Tuesday, 26 January 2010
Black and Gold Superbowl
There are times when the argument of home advantage- fact or fallacy?- in sport is muted, struck dumb by a wall of noise. At Anfield on the 4th of May 2005 Liverpool were carried to Istanbul and their fifth European Cup by the phenomenon. Chelsea's players walked out of the dressing room puffed up, prepared, upright- only to buckle, faced with a weight of catcalls and whistling that elicited a visible, physical reaction in the players. Their shoulders dropped, they faded. Romantics might argue that the atmosphere willed balls over the line, caused shots to be dragged wide. A more serious takeaway lies in how communication was compromised by the atmosphere- Benitez's tongue was bloodied by his vocal exertions, but need he have shouted at all? Plans and preparations were laid in the days ahead, last minute advice was dealt out, and the players walked out. For all the imploring and wild gesticulation, there is a rupture between player and manager. When Gerrard et al. took to the field they had a different kind of support, a motivation that morphed from a Spanish lilted whisper in the ear, to a throaty scouse roar. The Superdome on Sunday night is a greater example- anchored not by romantic notions, but by the fans effecting a real schism between coach and player. Noise levels were especially important for Vikings QB Farve pre-snap, who found calling an audible a virtual impossibility. Adjustments, changes in tack, however innocuous, are unwanted on game day. Communication problems were tenable- on the final drive of the 4th Quarter, the Vikings were penalized for to many men on the field. Field-goal range was yielded, Farve paused for too long, passed, intercepted. A mental mistake, an unforced error. Or perhaps a crowd-force error. These errors cost the Vikings a place in the Superbowl in a game they dominated on almost all criteria- rushing yards, passing yards, downs and possession time. But a host of turnovers- three fumbles and two interceptions- proved their undoing. The occasion seemed to haunt them- the Superbowl loomed large. But, the Dome loomed larger. Special mention goes to Garrett Hartley, especially with Viking's coach Childress icing the kicker, for the most important swing of his boot in Saint's history.

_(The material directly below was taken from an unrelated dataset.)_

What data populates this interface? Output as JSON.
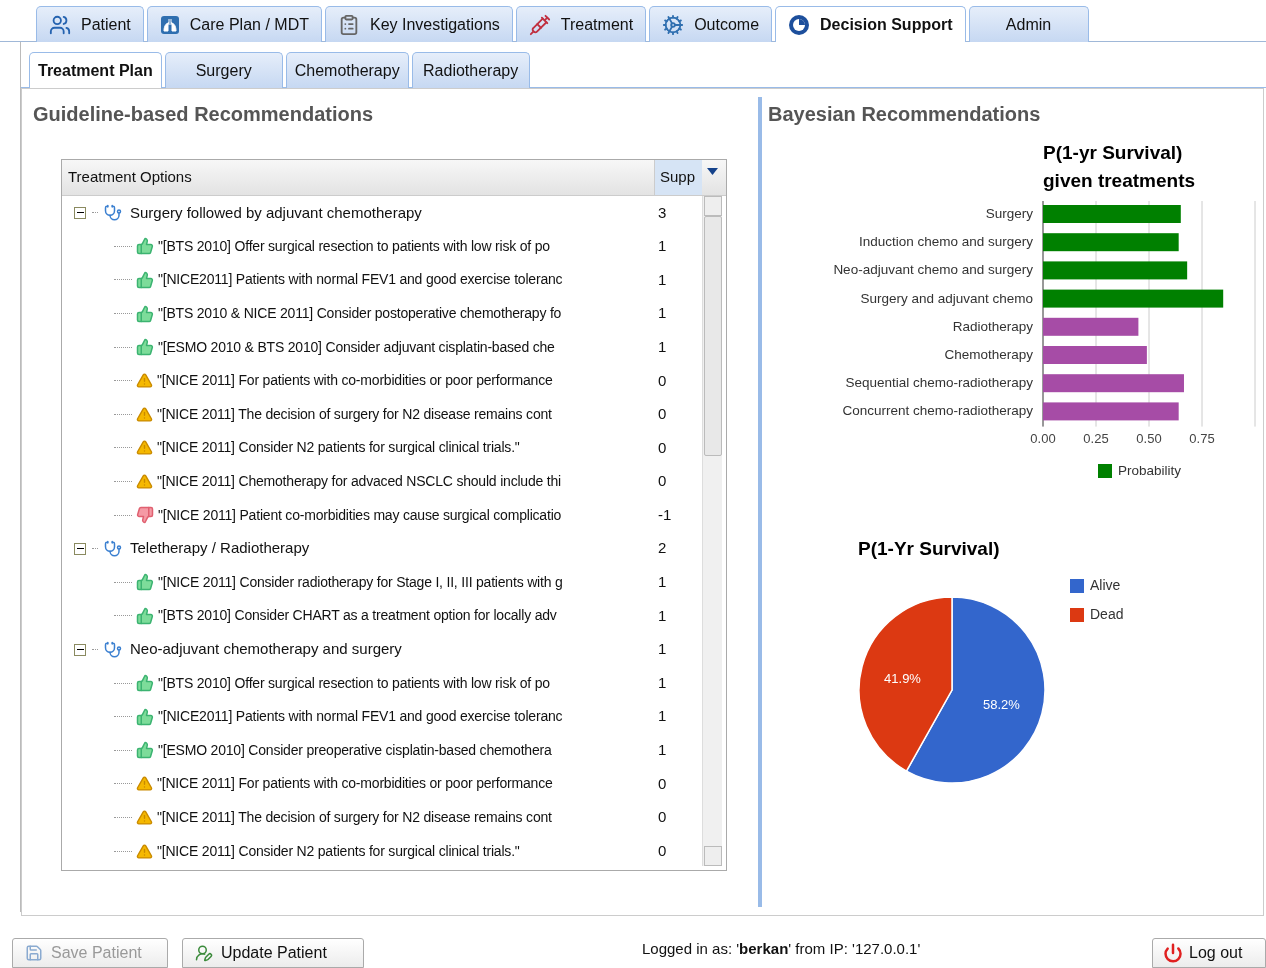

What a wonderful story it would be if the Saints can win in Miami on the 7th. Ravaged by Hurricane Katrina, a franchise which some predicted would flat-line has a pulse again. The party in New Orleans would be colourful, long and loud.